We'd advise storing them somewhere that's easy to get to, so you're ready to decorate a Christmas tree like a professional next year.

Where is the best place to store Christmas lights?

In order to make the most of your lights for years to come, there are a number of things to bear in mind when you consider the best way to store Christmas lights.

You should first make sure to put them somewhere dry, in an area that doesn't regularly experience damp. "Ideal places to store all holiday decorations including lights would be climate-controlled rooms. Storage facilities that have year-round climate control are also perfect," comments Storan. 

Another good tip is to store them in a place where they won't be regularly disturbed.

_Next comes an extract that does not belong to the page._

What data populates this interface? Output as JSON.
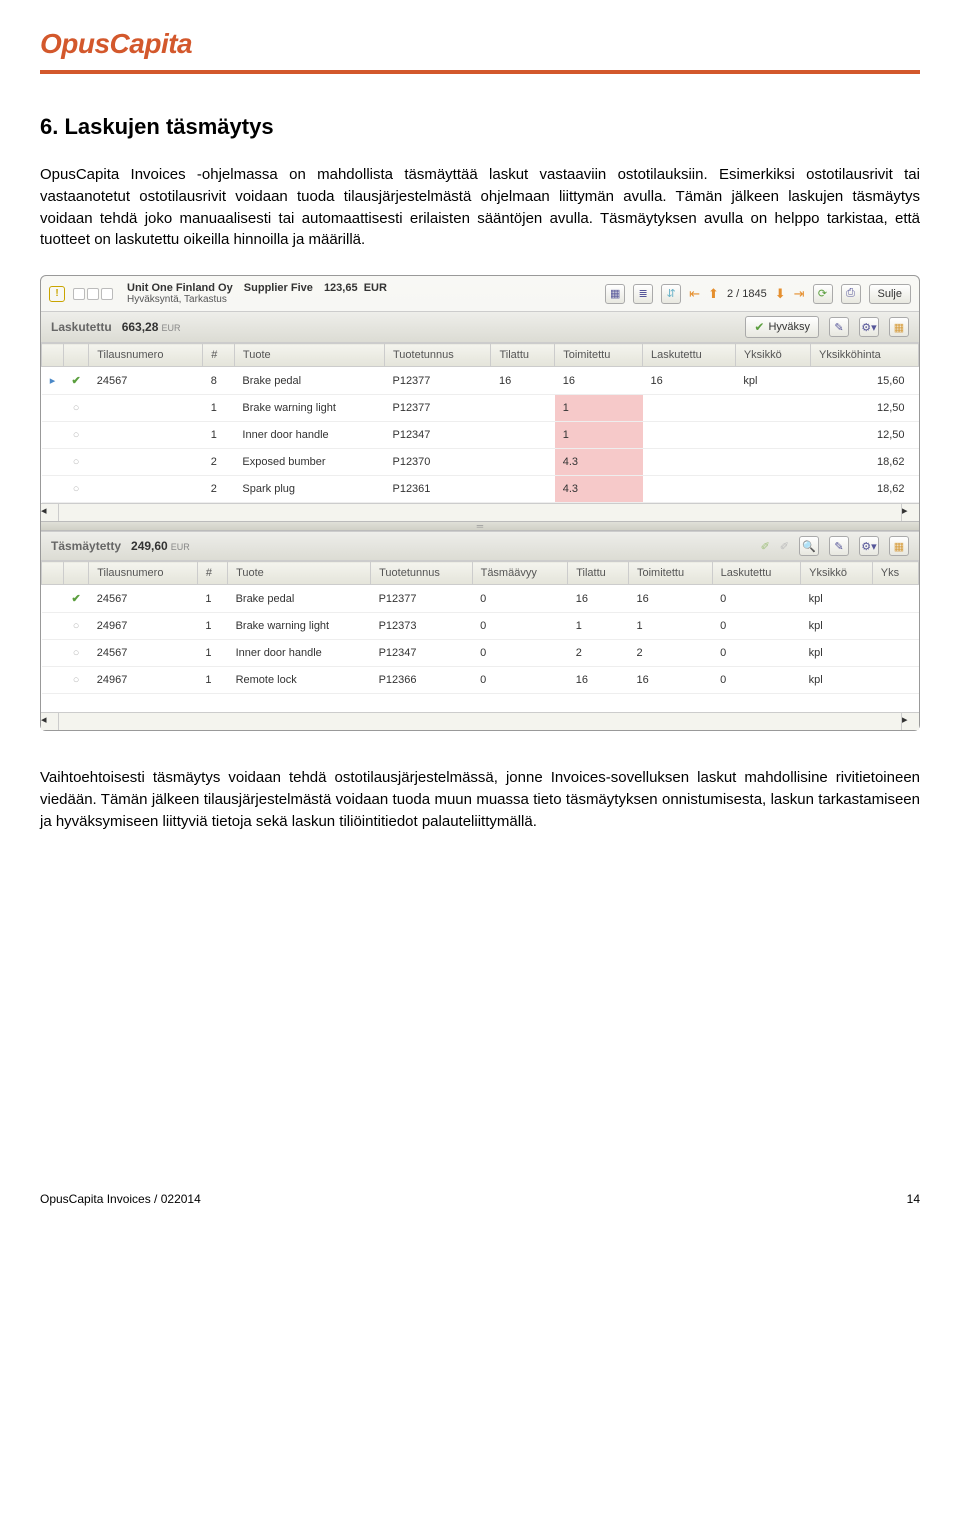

Storan advises: "try to place all holiday items someplace where they won't be moved multiple times. The less they are handled, the fewer opportunities there will be for anything to get damaged."

Is it okay to store Christmas lights in the garage?

With the correct storage solutions in place, Christmas lights can absolutely be stored in the garage. The best way to store Christmas lights is to put them somewhere safe and dry.

"To best protect your lights in the garage, an airtight container is the ideal storage solution," says Storan. "You don't want to attract moisture from basements or garages getting into containers, creating mildew." 

If storing your lights in a garage, you should be mindful of what it is next to, or generally around—as a substance such as mildew can cause the paint to come off your lights, for example.

christmas lights on christmas tree and behind it

(Image credit: Getty Images)

Can you recycle Christmas lights?

Although you might know the best way to store Christmas lights to keep yours in good condition, there comes a point when it's time to say goodbye to the set you've had for years if the cable begins to deteriorate or the lights break.

Instead of simply throwing them in the trash, it's worth noting that you can recycle Christmas lights. Recycling them is simple—all you need to do is take them to your local household waste recycling center, and make sure you put them in the appropriate section (usually this is the small electricals section).

If your still love your festive lights but they appear to have broken over the last few months, it's worth learning how to fix Christmas lights first before throwing them out.

With thanks to Debi Storan, Partner at Dr Christmas (opens in new tab), a festive tree styling business, and Becky Tasker, PR Manager at Lights4fun (opens in new tab), for sharing their expertise and time for this piece.

Tallulah Rushaya writes is an interior and homes features writer—in addition to sometimes covering topics around culture and history. She has always had an appreciation for the Arts, which was further developed while reading History of Art at the University of York. Having started her publishing journey as part of The Lady magazine’s editorial team, she has since written for a variety of interiors titles including Homes & Antiques, Real Homes, Period Living, Your Home and more.